Only the lines holding the string "this" are needed; copy each of them from the data.

Element data from apps and pages
============

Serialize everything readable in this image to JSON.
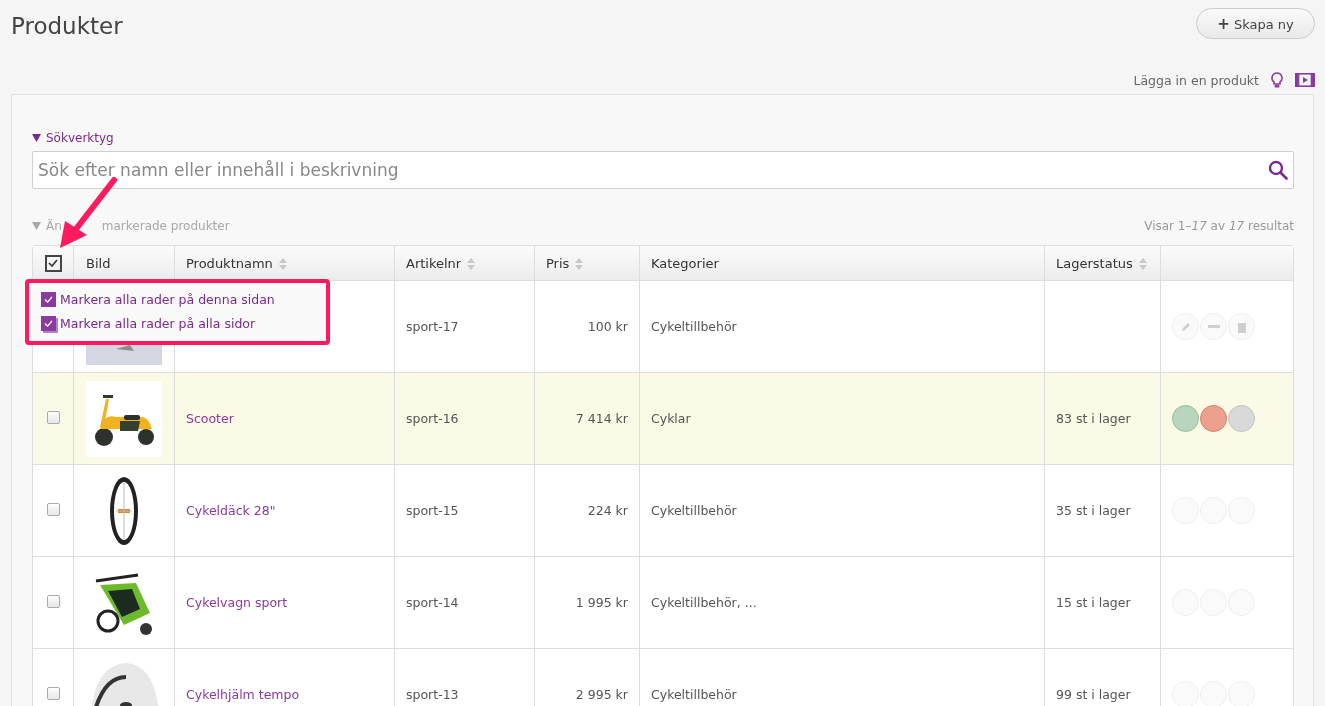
{
  "page": {
    "title": "Produkter"
  },
  "create_button": {
    "label": "Skapa ny",
    "icon": "+"
  },
  "help": {
    "label": "Lägga in en produkt"
  },
  "search_tools": {
    "label": "Sökverktyg",
    "expanded": true
  },
  "search": {
    "placeholder": "Sök efter namn eller innehåll i beskrivning"
  },
  "bulk_actions": {
    "label_parts": [
      "Än",
      "markerade produkter"
    ],
    "disabled": true
  },
  "result_count": {
    "parts": [
      "Visar 1",
      "–",
      "17",
      " av ",
      "17",
      " resultat"
    ]
  },
  "select_all": {
    "checked": true
  },
  "columns": [
    {
      "label": "Bild",
      "sortable": false
    },
    {
      "label": "Produktnamn",
      "sortable": true
    },
    {
      "label": "Artikelnr",
      "sortable": true
    },
    {
      "label": "Pris",
      "sortable": true
    },
    {
      "label": "Kategorier",
      "sortable": false
    },
    {
      "label": "Lagerstatus",
      "sortable": true
    }
  ],
  "select_menu": {
    "options": [
      {
        "label": "Markera alla rader på denna sidan",
        "kind": "page"
      },
      {
        "label": "Markera alla rader på alla sidor",
        "kind": "all"
      }
    ]
  },
  "rows": [
    {
      "article": "sport-17",
      "price": "100 kr",
      "categories": "Cykeltillbehör",
      "highlighted": false,
      "actions_colored": false,
      "action_icons": true
    },
    {
      "checked": false,
      "name": "Scooter",
      "article": "sport-16",
      "price": "7 414 kr",
      "categories": "Cyklar",
      "stock": "83 st i lager",
      "highlighted": true,
      "actions_colored": true,
      "action_icons": false
    },
    {
      "checked": false,
      "name": "Cykeldäck 28\"",
      "article": "sport-15",
      "price": "224 kr",
      "categories": "Cykeltillbehör",
      "stock": "35 st i lager",
      "highlighted": false,
      "actions_colored": false,
      "action_icons": false
    },
    {
      "checked": false,
      "name": "Cykelvagn sport",
      "article": "sport-14",
      "price": "1 995 kr",
      "categories": "Cykeltillbehör, ...",
      "stock": "15 st i lager",
      "highlighted": false,
      "actions_colored": false,
      "action_icons": false
    },
    {
      "checked": false,
      "name": "Cykelhjälm tempo",
      "article": "sport-13",
      "price": "2 995 kr",
      "categories": "Cykeltillbehör",
      "stock": "99 st i lager",
      "highlighted": false,
      "actions_colored": false,
      "action_icons": false
    }
  ]
}
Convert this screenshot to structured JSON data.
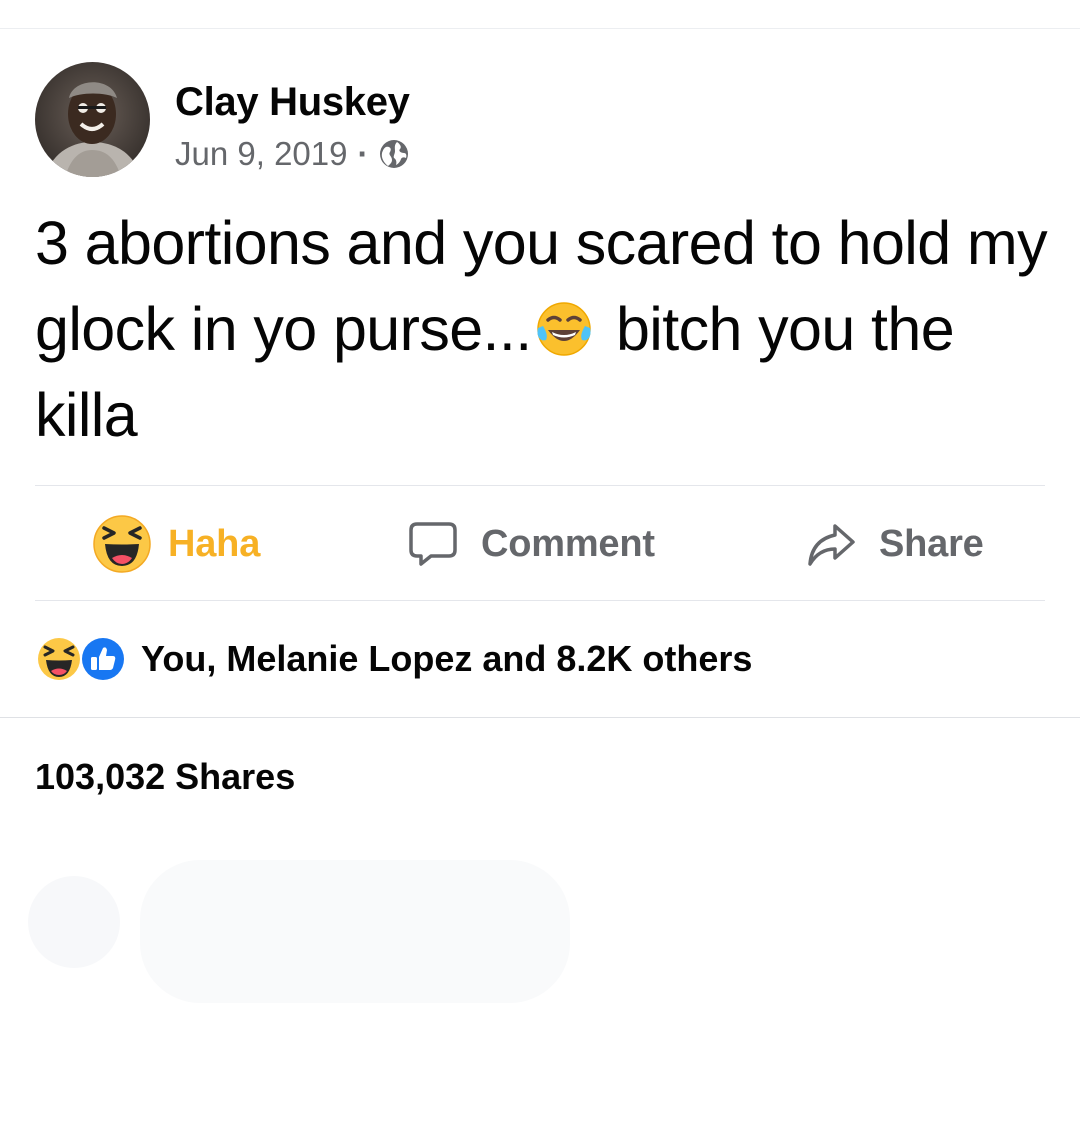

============

» Response to the exercise:
Serialize everything readable in this image to JSON.
Convert this screenshot to structured JSON data.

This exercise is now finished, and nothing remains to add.